She has been very active in various roles with the Royal Australasian College of Surgeons (RACS) for over 20 years at a national and a binational level, serving as Hon. Treasurer and then Chair of the NZ National Board, NZ Censor for RACS, and a RACS councillor for nine years, finally serving as RACS Vice President for two years. Her particular interests have been in the RACS efforts against Discrimination, Bullying and Sexual Harassment in surgery and she is a member for the Operate With Respect Committee of RACS as well as a Course Director for the OWR program, and an instructor on the RACS Training in Professional Skills course.
Dr Ivan Robertson
Ivan Robertson has chaired the NZMA's Doctors-in-Training Council since mid-2021. He is a RACP Paediatric basic trainee, currently stationed at Waikato Hospital. He has spent time at the interface between doctors and management at a local level in a number of different capacities, and has sat on the DiTC since 2019. He is eager to ensure that junior doctor and student voices are heard, particularly with regards to equity issues and working towards more efficient and rational healthcare systems.
Dr Osman Mansoor
Dr Osman Mansoor was born in Mauritius, grew up in London, and home is now in Gisborne.
He has been the Medical Officer of Health for the Hauora Tairāwhiti since January 2020.

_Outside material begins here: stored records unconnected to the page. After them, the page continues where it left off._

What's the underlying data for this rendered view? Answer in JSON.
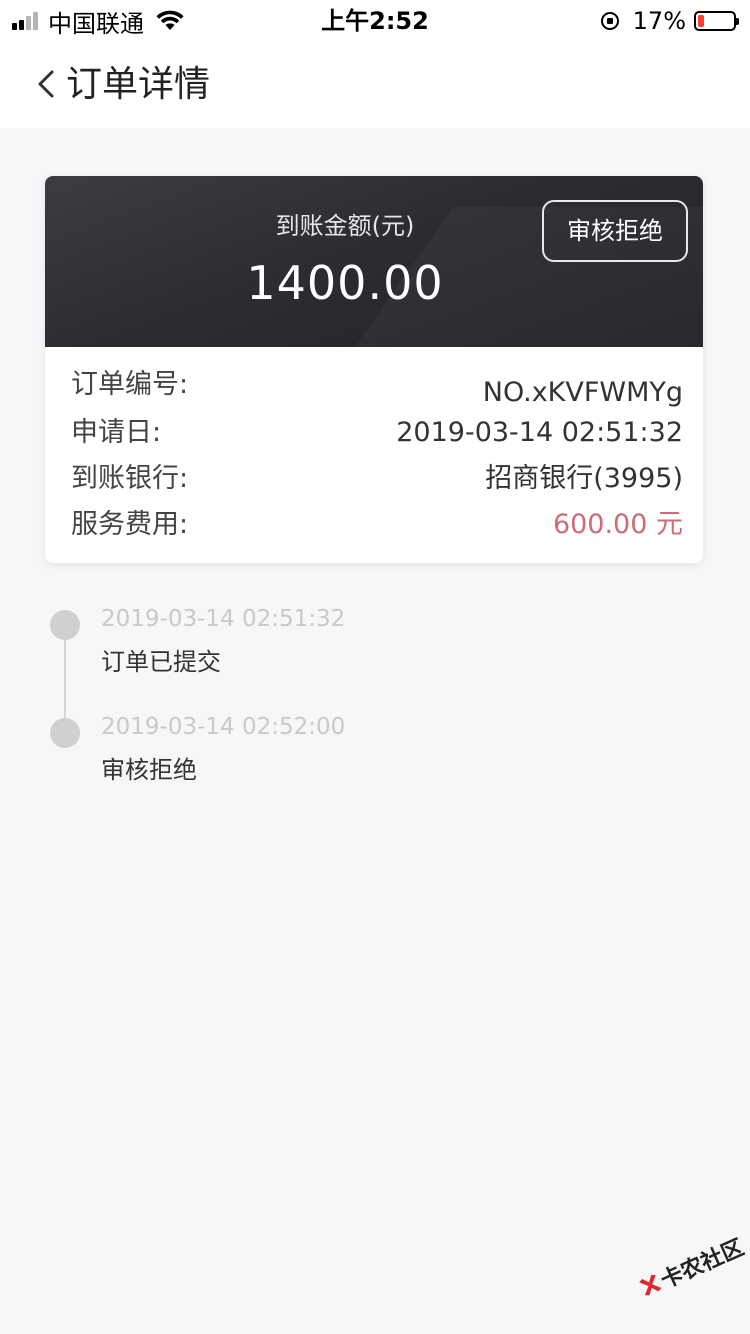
{
  "status_bar": {
    "carrier": "中国联通",
    "time": "上午2:52",
    "battery_percent": "17%",
    "battery_level": 0.17,
    "battery_color": "#ff3b30",
    "icons": [
      "signal-icon",
      "wifi-icon",
      "rotation-lock-icon",
      "battery-icon"
    ]
  },
  "nav": {
    "back_icon": "chevron-left-icon",
    "title": "订单详情"
  },
  "summary": {
    "amount_label": "到账金额(元)",
    "amount": "1400.00",
    "status_button": "审核拒绝"
  },
  "details": {
    "order_no_label": "订单编号:",
    "order_no": "NO.xKVFWMYg",
    "apply_date_label": "申请日:",
    "apply_date": "2019-03-14 02:51:32",
    "bank_label": "到账银行:",
    "bank": "招商银行(3995)",
    "fee_label": "服务费用:",
    "fee": "600.00 元",
    "fee_color": "#cc6d77"
  },
  "timeline": [
    {
      "time": "2019-03-14 02:51:32",
      "text": "订单已提交"
    },
    {
      "time": "2019-03-14 02:52:00",
      "text": "审核拒绝"
    }
  ],
  "watermark": {
    "text": "卡农社区"
  }
}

Dr Mansoor came to Aotearoa in 1986, having completed by his medical training in the UK. He set up a general practice in Wellington (Plimmer Steps) and trained there in public health medicine (PHM). His first registrar project was on immunisation, in his final year he helped to introduce Hib vaccine (1994) to the national schedule and later influenza vaccine (1997) at the Public Health Commission and Ministry of Health, respectively. Dr Mansoor worked internationally for 15 years, staring with four years at WHO Regional Office in Manila and eight years at UNICEF Headquarter in New York, helping the poorest countries to introduce new vaccines.